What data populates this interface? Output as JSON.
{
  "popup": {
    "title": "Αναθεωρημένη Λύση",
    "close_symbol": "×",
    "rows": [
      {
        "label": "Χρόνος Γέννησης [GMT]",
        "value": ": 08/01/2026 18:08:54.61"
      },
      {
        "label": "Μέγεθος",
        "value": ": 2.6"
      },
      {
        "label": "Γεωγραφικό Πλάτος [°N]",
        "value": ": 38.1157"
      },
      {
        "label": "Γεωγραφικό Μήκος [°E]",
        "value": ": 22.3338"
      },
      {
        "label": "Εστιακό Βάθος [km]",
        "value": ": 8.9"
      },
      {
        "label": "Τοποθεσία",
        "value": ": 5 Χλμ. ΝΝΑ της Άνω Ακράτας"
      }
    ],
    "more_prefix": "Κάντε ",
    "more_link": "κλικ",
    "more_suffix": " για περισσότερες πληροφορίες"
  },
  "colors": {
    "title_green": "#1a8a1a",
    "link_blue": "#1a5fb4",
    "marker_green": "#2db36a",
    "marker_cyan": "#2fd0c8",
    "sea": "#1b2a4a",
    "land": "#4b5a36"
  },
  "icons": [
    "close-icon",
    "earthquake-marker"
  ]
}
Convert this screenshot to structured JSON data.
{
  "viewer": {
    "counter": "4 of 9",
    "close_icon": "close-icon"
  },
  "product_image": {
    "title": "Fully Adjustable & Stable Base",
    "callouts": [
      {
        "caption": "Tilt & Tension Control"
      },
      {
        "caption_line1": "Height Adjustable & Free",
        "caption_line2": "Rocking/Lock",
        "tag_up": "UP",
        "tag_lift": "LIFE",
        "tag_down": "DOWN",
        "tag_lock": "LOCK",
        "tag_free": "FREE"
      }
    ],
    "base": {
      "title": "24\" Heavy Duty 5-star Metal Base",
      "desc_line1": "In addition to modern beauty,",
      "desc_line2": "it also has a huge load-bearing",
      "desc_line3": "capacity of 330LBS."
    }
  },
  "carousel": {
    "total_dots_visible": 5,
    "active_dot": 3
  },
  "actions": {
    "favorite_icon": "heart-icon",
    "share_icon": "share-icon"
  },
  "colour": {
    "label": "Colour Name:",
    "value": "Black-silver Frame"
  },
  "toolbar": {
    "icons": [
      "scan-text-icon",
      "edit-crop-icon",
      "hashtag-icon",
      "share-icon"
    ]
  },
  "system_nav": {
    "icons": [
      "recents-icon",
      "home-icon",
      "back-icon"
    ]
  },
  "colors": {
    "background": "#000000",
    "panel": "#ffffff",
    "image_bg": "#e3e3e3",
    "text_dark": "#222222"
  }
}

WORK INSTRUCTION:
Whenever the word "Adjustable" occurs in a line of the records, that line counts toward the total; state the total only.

YOUR RESPONSE:
2